Early medieval stone sculpture is the most important archaeological evidence we currently have for identifying the process of conversion to Christianity and the development and distribution of ecclesiastical foundations and related sites in Wales before the twelfth century. Moreover, close examination of the sculpture – including quantification, and consideration of its archaeological and historical context, geology, form, function, ornament and inscriptions – also allows us to study it as an important manifestation of material, economic and social investment and consequently to pose other interesting questions concerning cultural contacts, wealth and patronage, the ownership of land and the relationship between secular rulers and the Church.
To date, research on the early medieval sculpture of north-west Wales has tended to focus on the inscribed memorial stones of the fifth to seventh centuries. Though some of the later monuments have been discussed, notably by H. Harold Hughes and C. A. R. Radford, a number were not noted in Nash-Williams's Early Christian Monuments of Wales and several others have come to light more recently.

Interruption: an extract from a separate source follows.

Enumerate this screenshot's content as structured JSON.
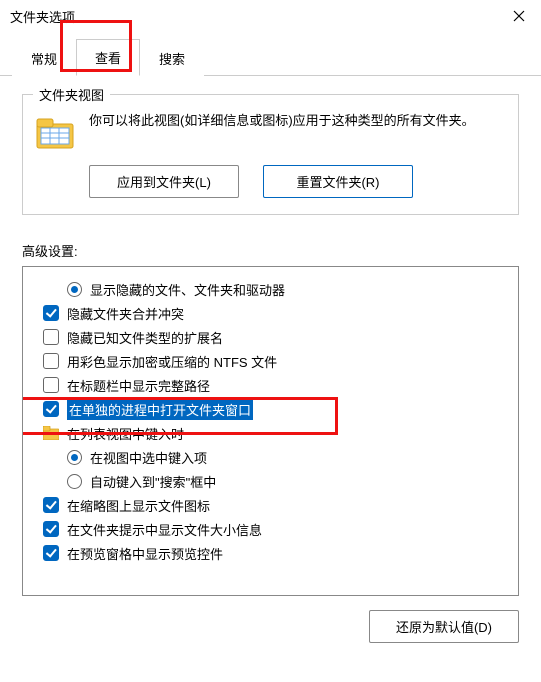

The aim of this paper is to focus on the Viking-Age sculpture of northwest Wales, especially Anglesey, which is broadly datable from the tenth to early twelfth centuries, and to examine the complete range of carved stone monuments, not just the large-scale, free-standing decorated crosses, particularly those at Penmon, which have tended to receive most attention in the past.